By Frank Wessling
For the next six months our news will be laced with stories about political contests, especially for the presidency. We can expect to be weary of it by the time we vote, perhaps disgusted with the verbal wars, even frightened for our future because of the meanness that always seems to flow through these campaigns.
At the same time, the arena of politics is always good for stretching and refining the thoughtful citizen.
Take, for example, one incident that’s already a marker in the campaign between President Barack Obama and his Republican challenger Mitt Romney. In early April Hilary Rosen, a woman associated with Democratic Party activity, said on television that Mitt’s wife, Ann Romney, “never worked a day in her life.” If that isn’t the dumbest political comment of the year, it will be in the running.
Mrs. Romney raised five sons. That alone is enough to suggest that Rosen wasn’t thinking before she spoke. There may have been extra help in the Romney household because it is very rich, but the mother of those five boys stayed home to manage their growing up – and seems to have done well. Without a doubt she worked hard and consistently over many years.

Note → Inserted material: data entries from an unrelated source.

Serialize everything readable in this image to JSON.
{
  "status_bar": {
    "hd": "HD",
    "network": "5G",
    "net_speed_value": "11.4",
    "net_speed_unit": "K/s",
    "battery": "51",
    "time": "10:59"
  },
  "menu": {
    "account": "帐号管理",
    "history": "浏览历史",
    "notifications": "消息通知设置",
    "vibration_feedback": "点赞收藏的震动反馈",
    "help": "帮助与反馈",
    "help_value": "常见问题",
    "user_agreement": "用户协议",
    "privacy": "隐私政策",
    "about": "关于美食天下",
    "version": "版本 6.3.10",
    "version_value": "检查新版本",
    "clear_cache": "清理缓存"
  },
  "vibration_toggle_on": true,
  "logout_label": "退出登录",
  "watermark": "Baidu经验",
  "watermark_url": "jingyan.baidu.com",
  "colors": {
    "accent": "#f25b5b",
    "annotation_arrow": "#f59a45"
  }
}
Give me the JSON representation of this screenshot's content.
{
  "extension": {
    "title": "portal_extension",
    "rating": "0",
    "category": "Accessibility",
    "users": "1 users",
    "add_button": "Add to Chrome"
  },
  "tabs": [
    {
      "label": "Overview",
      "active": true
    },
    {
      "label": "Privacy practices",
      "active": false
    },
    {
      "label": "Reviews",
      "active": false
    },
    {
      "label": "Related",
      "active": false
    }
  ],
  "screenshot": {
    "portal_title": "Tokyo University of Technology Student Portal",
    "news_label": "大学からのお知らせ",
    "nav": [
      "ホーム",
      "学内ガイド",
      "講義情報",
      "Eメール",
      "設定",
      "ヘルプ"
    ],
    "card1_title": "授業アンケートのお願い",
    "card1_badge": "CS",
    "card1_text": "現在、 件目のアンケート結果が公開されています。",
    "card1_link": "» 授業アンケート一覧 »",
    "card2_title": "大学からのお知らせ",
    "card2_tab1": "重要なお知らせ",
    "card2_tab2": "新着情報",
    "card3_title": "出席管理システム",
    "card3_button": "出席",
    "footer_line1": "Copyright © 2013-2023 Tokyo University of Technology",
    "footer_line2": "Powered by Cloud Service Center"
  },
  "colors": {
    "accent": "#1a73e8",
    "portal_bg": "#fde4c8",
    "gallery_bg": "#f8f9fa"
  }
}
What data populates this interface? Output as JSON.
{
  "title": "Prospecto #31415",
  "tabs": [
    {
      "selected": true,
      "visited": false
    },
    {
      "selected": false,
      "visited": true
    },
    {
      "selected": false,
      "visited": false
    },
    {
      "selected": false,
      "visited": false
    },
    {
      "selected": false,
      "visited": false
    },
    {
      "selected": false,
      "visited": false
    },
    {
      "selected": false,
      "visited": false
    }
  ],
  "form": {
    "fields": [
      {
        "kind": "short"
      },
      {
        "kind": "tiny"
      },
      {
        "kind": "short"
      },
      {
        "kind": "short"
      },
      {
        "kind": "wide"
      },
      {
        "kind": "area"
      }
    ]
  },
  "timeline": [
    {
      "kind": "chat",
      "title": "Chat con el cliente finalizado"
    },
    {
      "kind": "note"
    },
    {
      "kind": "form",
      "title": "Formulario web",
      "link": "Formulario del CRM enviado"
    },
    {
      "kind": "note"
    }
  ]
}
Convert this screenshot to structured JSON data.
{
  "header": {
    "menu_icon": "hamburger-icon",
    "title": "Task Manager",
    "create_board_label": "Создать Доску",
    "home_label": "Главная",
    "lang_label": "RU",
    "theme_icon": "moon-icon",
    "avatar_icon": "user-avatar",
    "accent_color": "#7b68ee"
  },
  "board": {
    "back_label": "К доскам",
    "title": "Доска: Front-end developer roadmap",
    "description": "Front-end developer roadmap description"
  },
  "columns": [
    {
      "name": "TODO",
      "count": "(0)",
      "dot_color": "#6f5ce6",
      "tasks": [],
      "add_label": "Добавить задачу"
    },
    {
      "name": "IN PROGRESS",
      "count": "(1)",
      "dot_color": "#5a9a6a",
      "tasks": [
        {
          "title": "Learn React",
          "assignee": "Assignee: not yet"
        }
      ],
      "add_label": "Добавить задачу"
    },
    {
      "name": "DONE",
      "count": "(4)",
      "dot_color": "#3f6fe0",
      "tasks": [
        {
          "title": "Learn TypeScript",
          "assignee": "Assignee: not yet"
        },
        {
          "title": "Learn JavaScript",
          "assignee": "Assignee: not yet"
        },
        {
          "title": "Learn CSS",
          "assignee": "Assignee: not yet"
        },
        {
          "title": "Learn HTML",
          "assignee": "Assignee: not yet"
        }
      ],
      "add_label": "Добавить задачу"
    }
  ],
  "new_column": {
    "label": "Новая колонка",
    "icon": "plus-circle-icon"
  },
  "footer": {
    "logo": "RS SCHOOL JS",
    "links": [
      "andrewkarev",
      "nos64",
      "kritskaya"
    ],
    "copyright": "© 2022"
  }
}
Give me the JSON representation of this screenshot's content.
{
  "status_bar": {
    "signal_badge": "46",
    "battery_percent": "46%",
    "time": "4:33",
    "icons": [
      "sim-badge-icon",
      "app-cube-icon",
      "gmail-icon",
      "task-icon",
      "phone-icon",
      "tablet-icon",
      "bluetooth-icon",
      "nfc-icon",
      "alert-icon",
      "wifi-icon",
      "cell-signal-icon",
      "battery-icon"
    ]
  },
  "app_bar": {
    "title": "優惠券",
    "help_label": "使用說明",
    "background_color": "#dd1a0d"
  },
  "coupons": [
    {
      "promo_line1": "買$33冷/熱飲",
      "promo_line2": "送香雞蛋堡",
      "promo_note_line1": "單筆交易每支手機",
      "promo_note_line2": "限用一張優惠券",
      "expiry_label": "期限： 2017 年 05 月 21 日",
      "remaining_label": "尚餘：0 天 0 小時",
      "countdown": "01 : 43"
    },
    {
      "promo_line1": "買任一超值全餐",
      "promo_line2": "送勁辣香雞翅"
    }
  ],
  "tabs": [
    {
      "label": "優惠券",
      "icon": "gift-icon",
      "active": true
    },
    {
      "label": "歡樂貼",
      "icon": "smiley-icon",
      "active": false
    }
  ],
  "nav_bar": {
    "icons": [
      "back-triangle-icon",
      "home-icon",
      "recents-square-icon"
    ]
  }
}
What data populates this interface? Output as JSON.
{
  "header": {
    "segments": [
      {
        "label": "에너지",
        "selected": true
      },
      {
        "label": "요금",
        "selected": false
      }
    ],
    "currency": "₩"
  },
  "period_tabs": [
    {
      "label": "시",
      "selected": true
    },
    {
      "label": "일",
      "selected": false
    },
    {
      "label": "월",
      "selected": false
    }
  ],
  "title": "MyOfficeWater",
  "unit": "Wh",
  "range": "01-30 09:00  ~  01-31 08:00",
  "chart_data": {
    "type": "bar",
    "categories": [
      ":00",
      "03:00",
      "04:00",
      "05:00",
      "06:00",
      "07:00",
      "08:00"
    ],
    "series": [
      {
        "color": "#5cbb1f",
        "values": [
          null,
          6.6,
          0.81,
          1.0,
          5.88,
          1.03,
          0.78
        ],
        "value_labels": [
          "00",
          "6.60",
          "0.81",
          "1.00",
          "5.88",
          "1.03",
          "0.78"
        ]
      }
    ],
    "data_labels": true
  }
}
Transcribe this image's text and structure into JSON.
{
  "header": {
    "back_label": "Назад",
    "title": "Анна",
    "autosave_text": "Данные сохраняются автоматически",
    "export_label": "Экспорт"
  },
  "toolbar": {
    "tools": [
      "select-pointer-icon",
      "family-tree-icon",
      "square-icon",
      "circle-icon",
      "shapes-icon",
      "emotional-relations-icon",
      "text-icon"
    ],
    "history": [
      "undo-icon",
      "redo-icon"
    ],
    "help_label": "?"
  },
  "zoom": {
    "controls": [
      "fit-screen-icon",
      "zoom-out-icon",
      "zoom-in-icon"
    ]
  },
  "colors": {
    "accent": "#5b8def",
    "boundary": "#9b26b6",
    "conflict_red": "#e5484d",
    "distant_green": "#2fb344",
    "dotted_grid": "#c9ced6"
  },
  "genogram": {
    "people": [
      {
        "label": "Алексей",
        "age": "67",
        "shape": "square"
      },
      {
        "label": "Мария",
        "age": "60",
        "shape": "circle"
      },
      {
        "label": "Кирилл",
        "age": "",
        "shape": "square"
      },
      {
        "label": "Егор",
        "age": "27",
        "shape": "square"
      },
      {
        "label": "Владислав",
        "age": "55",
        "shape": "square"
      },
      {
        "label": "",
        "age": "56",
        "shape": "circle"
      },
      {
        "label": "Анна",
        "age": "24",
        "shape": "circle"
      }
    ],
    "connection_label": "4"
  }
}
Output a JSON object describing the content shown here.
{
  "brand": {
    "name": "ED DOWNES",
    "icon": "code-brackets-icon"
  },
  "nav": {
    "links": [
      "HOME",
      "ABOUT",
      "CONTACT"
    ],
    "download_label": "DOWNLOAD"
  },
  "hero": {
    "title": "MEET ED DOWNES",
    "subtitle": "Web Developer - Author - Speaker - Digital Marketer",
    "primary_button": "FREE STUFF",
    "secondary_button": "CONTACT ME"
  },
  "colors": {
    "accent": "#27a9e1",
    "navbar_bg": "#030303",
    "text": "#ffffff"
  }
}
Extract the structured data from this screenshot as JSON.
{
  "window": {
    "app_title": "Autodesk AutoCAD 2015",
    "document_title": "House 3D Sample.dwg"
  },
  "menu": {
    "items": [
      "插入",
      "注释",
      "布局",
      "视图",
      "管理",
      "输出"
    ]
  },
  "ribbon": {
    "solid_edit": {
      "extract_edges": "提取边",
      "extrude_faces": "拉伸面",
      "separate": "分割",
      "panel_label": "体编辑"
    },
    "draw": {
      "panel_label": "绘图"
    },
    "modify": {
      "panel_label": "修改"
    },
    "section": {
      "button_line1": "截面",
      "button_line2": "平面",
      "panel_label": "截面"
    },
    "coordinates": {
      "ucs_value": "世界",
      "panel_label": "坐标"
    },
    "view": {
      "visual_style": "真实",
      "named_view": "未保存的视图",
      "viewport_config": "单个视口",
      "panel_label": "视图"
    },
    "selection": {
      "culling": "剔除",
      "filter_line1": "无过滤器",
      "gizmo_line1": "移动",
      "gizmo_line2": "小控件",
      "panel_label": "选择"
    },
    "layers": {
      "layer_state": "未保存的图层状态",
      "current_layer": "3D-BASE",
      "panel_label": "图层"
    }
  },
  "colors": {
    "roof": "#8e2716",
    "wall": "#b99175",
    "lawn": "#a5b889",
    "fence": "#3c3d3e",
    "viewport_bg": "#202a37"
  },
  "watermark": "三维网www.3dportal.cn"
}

To be fair, Rosen was speaking in the context of problems and pressures on women with jobs outside the home. Still, the attitude that “work” does not apply to homemaking and raising a family shows how habits of language can cramp our imaginations.
“Work” is too often associated only with paid employment. The modern American economy requires two paychecks for the average family to pay its bills. Everyone with children knows that real work, real expending of physical and psychic energy, can be harder at home than at the shop or office or store or restaurant where that check comes from. Home-work needs to be valued and supported more than it is.
If we care about families and about what it takes to raise healthy children, we should focus our politics more on that part of life. We are all too caught up in the notion that economic life defines everything. “It’s the economy, stupid,” may be a catchy and winning political slogan but it encourages an unbalanced attitude toward real life.
Environmental impact studies are part of economic development. This is healthy progress in good management of our physical resources. There should be more attention to family impact in what we do.
If both mothers and fathers need outside jobs in order to live decently, then laws and policies should support their family life needs. Businesses naturally tend toward using workers as cogs in a machine because that’s the way of efficiency. Every consideration of need apart from that is resisted as a drag on the infamous bottom line. When family needs require time apart from the job, it’s the family time that usually suffers. And U.S. laws, unlike those in other modern economies, give little support when time off from the job is needed.
The job might also be seducing us with ego satisfaction that makes us less the advocates for our own family life than we ought to be. A promotion may depend on more hours at work. The trip to interesting sites offers excitement. Time at the job might even be a refuge from difficult work needed at home.
The way we’ve let our society develop is not family-friendly. Hilary Rosen’s careless remark was a symptom of the way we casually dismiss the crucial human work of raising children – or make it subordinate to everything else.
Think about that now and then as you follow the political debates in coming months.